“We just have to be able to stay under control in situations like that,” Blackman said. “Adrenaline was rushing. When we scored, everybody just ran into the end zone. In the future, we have to keep our heads when we score a touchdown. We have to keep our heads and celebrate on the sidelines.”
On the final possession of the game, Getsy hit consecutive passes of 31 and 11 yards to Jabari Arthur, and before the Wolfpack defense knew it, the Zips were in NC State territory, driving towards the goal line.
Getsy was flushed out of the pocket on second and 10 from the NC State 25, but managed to race for 14 yards to the 11. After a timeout, he rushed another 10 yards to the 1, but only 3 seconds remained on the clock.
On the game-winning play, Getsy handed the ball to Kennedy, who was hit at the line of scrimmage, but fell forward with the ball crossing the goal-line just before his knee hit the ground.
The play was reviewed, but, as Amato found out when he went underneath the north end zone grandstands to ask, there was no conclusive evidence to overturn the play.
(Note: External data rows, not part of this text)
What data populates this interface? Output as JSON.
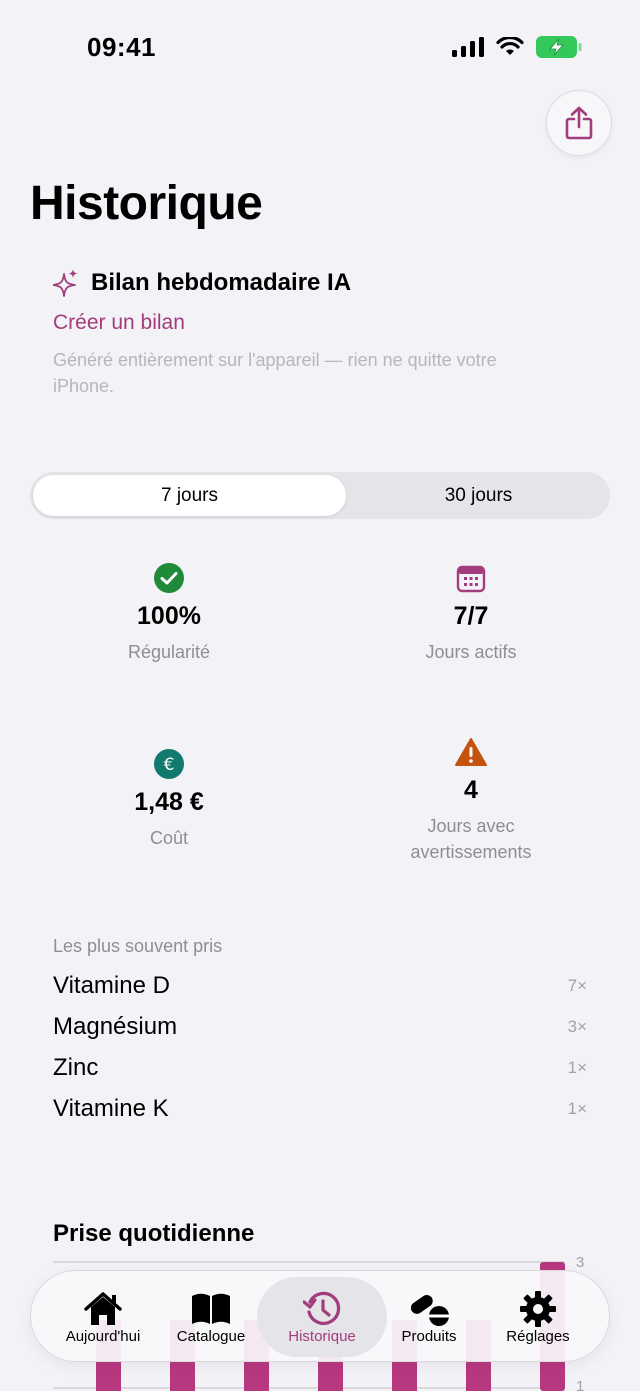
{
  "status": {
    "time": "09:41"
  },
  "page": {
    "title": "Historique"
  },
  "ai_summary": {
    "title": "Bilan hebdomadaire IA",
    "action": "Créer un bilan",
    "note": "Généré entièrement sur l'appareil — rien ne quitte votre iPhone."
  },
  "range": {
    "options": [
      "7 jours",
      "30 jours"
    ],
    "selected": "7 jours"
  },
  "stats": [
    {
      "value": "100%",
      "label": "Régularité",
      "icon": "check-circle-icon"
    },
    {
      "value": "7/7",
      "label": "Jours actifs",
      "icon": "calendar-icon"
    },
    {
      "value": "1,48 €",
      "label": "Coût",
      "icon": "euro-circle-icon"
    },
    {
      "value": "4",
      "label": "Jours avec avertissements",
      "icon": "warning-icon"
    }
  ],
  "frequent": {
    "heading": "Les plus souvent pris",
    "items": [
      {
        "name": "Vitamine D",
        "count": "7×"
      },
      {
        "name": "Magnésium",
        "count": "3×"
      },
      {
        "name": "Zinc",
        "count": "1×"
      },
      {
        "name": "Vitamine K",
        "count": "1×"
      }
    ]
  },
  "daily_chart": {
    "title": "Prise quotidienne",
    "y_ticks": [
      "3",
      "1"
    ],
    "bar_color": "#b8387f"
  },
  "tabs": [
    {
      "label": "Aujourd'hui",
      "icon": "house-icon"
    },
    {
      "label": "Catalogue",
      "icon": "book-icon"
    },
    {
      "label": "Historique",
      "icon": "history-icon",
      "active": true
    },
    {
      "label": "Produits",
      "icon": "pills-icon"
    },
    {
      "label": "Réglages",
      "icon": "gear-icon"
    }
  ],
  "colors": {
    "accent": "#a23c7d",
    "success": "#1f8a3a",
    "euro": "#117a6f",
    "warning": "#c4530f",
    "calendar": "#a23c7d"
  }
}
It was a difficult loss that left several players speechless. But there was reason for Amato be optimistic about coming games, especially after the offense got moving in the second half.
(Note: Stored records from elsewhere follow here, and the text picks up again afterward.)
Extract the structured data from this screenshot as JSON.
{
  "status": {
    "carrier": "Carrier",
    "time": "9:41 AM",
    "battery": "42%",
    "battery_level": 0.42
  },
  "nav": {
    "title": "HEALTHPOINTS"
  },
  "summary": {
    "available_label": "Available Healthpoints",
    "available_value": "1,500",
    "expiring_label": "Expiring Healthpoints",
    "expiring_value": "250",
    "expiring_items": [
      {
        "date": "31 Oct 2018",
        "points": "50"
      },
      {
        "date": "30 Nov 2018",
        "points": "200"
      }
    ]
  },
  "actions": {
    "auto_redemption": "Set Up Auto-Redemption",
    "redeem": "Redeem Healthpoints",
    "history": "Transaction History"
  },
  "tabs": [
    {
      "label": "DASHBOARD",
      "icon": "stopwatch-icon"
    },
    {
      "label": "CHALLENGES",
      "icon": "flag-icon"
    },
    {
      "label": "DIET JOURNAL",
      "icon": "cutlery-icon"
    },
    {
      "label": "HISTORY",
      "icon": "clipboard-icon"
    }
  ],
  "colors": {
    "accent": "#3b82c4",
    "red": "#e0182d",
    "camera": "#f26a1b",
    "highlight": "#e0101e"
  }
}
On the day, Stone completed 16 of his 32 passes for 209 yards and two touchdowns. But most of his productivity – 11 completions on 15 attempts, 160 yards and two touchdowns – came in the second half when the Wolfpack most needed it.
“He did some awfully good things, and if that is a sign of things to come, with that running game that we have, you never know what is going to start that spark,” Amato said. “I am hoping that (today will be it.) He did it, not once, but twice, and he came that close to doing it a third time.
“This (kind of a performance) is what we have been waiting for. Now, he has to come back and do it again, so he has that consistency.
“Our players believe in that young man. He leads them. And next Saturday will tell.”
The Wolfpack travels to Southern Mississippi next weekend for its first road game of the season.
NOTES: The last time NC State lost on the last play of a game was in 1992, when Georgia Tech’s Scott Sisson kicked a 29-yard field goal in Atlanta to beat the Pack 16-13 as time expired. … The loss was only the second non-conference loss at home since Amato arrived in 2000. The other was two years ago to Ohio State. … DaJuan Morgan and J.C. Neal were credited with the two partial punt blocks on the day. … AJ Davis did not play in the game because of a hamstring injury. It was the first time in 37 career games that Davis has been out of the lineup. … Andre Brown suffered a thigh bruise in the first half and did not play in the second half.You may contact Tim Peeler at email@example.com.